Moving on from Wilson’s having sold the 141 to raise a family, I went to Kersey Freight as fleet manager and holiday relief driver! Long days and on call 24 hours a day was rewarded with the odd spell back on the road doing two trips to Paris a week. Good times although I have to say back then crossing the channel was a breeze. 

 
Once again I got itchy feet and have now changed to the other side of the desk if you like and I have great job, spending my time talking about trucks to hauliers. Although not long after starting this dream job I did get offered the chance of being an owner driver again with a mini artic moving flash cars all over europa but age brings a certain amount thought and reality over what your spontaneous side wants to do. Funny old game, but I am a firm believer that once you get diesel in your veins you can’t get rid of it, hence the reason I’m trying to encourage my son to continue with his love of the local zoo and animals, but that’s the start of another hot topic in the press this week #lovethelorry. I now have friends across the UK and a couple else where in the world  through the blog and I find myself taking a big interest in driver friends daily trucking exploits to satisfy my never ending urge to go back on the road. I’ve not been a truck owner for a few years now and I feel like I have to say that in an AA meeting style! Hopefully in the next year or so I can get another retro show truck to help my marriage and stop me annoying Mrs Blog every weekend!! 
Anyway that’s me. Happy to talk trucks with anyone and I always question those who spend every day and night involved with trucks but still say that hate them.

“Ever see a duck that couldn’t swim?!”

Wilson Wednesday 
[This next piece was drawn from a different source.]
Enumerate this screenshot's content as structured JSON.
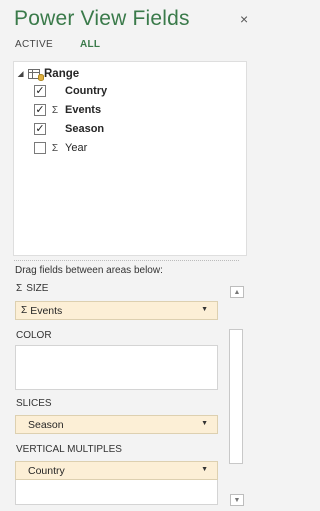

  A little Wilson Wednesday just for a change. It was a bit of a last minute one but even so a few photos to keep you all on your toes. The bright red trucks of HC Wilson from Elmswell spend their weeks pounding the roads of the U.K. and Europe. For those who might be unfamiliar to WW, it’s a feature I’ve run since I once worked for said red trucked haulier. So starting us off is a photo from one of the Wilson brothers themselves. Simon Wilson is a secret truck spotter and I’m sure he has a vast collection of photos that he keeps to himself most of the time. This picture is of R60 HCW loaded in the yard with a chunky-spud of an excavator. This load looks like a UK job rather than an export/import.    First up on the road is driver Slim Godfrey and Doris DAF. Above is the export, an extendable load out to the Netherlands and then below is today’s reload and import from Germany back to the UK.

  
Next is top Wilson Subbie Mike Tasker and his delightful Scania R560. A true owner driver machine, all the bells, whistles and creature comforts and I would stake a claim that it is probably one of kind here in the UK. The spec list is huge and uses Scania’s vast experience of heavy transport to produce a truck that gives  Mr Tasker a truck capable of any job that HC Wilson give him. This is a fairly modest reload from the Middle East….sorry the Middle East of Germany!

It’s not all Germany UK work, although reading this blog you could begin to think so. Driver Geordie and his truck, European Charger, have been on UK work today, running about delivering new CAT machines from Purfleet to Cannock. Looks a treat!  

Thanks to all the drivers who took part, we mustn’t leave it as long next time!!